Your stocks have been sky rocketing lately, doubling or tripling in just a few weeks. While there might be a few warning signs of the market turning sour, you’re so confident in your investment decisions that you cast them aside as nuisances. After all, when you’re as good as you are, why worry?
In investing, pride usually takes the form of overconfidence, and often leads you to make the same mistakes over and over again, missing the lessons and warning signs of your errors.
Sin #7: Pride
It’s difficult not to be prideful. That’s because we usually feel good about the things we do well and have a slight inclination to blow our own horn. In fact, a Swedish psychology journal found that it’s actually a human survival instinct to be overconfident, which is a fatal downfall for investors. Why is it so terrible, you might ask?
The Danger of Overconfidence
Overconfidence in its definition means you place too much trust in your initial judgement, regardless of any other information. Overconfidence means you are open to making misinformed decisions because you don’t weigh research, history or advice against your gut. All the other seven deadly sins come rushing up under the handle of overconfidence – lust, gluttony, greed, sloth, wrath and envy. It’s a gateway to all the wrong decisions.
Sure, your gut feeling is a vital aspect to investing and can be used to feel out which stocks might be ripe for the picking… but if this isn’t balanced with adequate research, then you’re walking into a potential disaster zone. Investors who do this end up repeating their mistakes, as they have no reflection to learn from past errors.
Question Your Gut
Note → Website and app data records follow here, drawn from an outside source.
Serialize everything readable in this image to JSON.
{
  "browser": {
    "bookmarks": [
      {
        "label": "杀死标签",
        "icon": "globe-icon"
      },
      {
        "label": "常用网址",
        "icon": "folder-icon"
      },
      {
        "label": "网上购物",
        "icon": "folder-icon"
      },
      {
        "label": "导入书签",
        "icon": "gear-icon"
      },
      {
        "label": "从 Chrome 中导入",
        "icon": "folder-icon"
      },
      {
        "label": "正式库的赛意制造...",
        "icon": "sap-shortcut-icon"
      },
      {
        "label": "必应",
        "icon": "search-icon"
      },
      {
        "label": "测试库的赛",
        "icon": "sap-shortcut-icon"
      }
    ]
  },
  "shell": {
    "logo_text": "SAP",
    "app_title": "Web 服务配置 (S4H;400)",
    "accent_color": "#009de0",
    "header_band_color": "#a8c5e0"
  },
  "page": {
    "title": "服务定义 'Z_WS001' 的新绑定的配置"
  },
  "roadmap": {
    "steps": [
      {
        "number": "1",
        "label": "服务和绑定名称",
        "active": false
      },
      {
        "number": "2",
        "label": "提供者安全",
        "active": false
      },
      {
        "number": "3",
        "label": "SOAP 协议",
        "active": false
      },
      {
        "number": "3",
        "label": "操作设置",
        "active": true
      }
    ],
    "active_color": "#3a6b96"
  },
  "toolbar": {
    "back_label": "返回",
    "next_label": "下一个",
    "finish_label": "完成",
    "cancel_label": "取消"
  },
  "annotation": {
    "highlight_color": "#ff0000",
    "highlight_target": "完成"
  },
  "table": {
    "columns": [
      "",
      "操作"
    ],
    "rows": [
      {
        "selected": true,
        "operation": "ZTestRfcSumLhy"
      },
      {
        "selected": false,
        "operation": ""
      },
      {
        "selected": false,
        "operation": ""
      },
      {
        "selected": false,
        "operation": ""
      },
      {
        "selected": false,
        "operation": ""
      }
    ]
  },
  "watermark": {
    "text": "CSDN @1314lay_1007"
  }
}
Instinct, gut, that nagging thought in the back of your mind – whatever you want to call it, that part of you needs to be questioned. The wonderful gift of hindsight is a magical thing in the investing world, because judging your current decisions against past decisions will allow logic to rule emotion (rather than the other way around). Look back and judge your previous investment decisions, then use that reflection to understand what you need to research for your current decisions.
We aren’t saying that confidence is a bad thing. In fact, confidence is necessary in investment, because you can’t constantly be doubting yourself. But overconfidence is another matter entirely. Overconfidence is an overreliance on your gut, which is giving into your emotion. This a huge danger sign, if there ever was one.
Take time to question yourself. Be your own devil’s advocate before following through with a decision and make sure that your gut feeling is an accurate assessment of your situation.
The easiest way to avoid overconfidence that we can suggest is to subscribe to an smart stock picking and portfolio management tool, which guides you along the way and aids your decisions. Value investing rebukes overconfidence every time, but sometimes you do need someone looking over your shoulder to help you avoid it.
If you like the sound of this and want to make value investing easy, why not hop on over to our features page and learn just how you’ll benefit from a stock picking and portfolio management tool.